*Information provided:*
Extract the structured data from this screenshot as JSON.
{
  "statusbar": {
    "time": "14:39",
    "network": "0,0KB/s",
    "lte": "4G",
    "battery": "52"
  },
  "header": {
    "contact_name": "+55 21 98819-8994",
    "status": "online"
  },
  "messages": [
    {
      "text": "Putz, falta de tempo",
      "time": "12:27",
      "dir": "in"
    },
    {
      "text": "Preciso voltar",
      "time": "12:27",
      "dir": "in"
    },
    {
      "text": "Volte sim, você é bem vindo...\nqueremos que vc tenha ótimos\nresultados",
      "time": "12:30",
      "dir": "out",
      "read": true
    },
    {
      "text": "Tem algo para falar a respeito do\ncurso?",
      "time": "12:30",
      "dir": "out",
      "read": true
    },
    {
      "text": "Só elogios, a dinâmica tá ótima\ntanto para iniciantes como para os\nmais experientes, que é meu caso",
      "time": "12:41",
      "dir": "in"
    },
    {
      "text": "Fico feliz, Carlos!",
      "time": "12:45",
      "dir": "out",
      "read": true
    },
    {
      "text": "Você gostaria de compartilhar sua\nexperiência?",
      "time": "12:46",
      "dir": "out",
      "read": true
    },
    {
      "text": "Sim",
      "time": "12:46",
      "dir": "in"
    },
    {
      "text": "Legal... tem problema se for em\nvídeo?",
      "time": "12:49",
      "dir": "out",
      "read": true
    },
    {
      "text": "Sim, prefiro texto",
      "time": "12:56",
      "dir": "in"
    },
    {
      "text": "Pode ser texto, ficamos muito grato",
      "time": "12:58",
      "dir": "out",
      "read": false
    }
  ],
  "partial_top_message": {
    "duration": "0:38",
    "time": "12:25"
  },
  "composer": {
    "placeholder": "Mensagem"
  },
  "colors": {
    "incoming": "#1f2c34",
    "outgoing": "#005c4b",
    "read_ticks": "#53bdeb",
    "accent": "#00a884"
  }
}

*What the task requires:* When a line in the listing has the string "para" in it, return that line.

*Answer space:*
      "text": "Tem algo para falar a respeito do\ncurso?",
      "text": "Só elogios, a dinâmica tá ótima\ntanto para iniciantes como para os\nmais experientes, que é meu caso",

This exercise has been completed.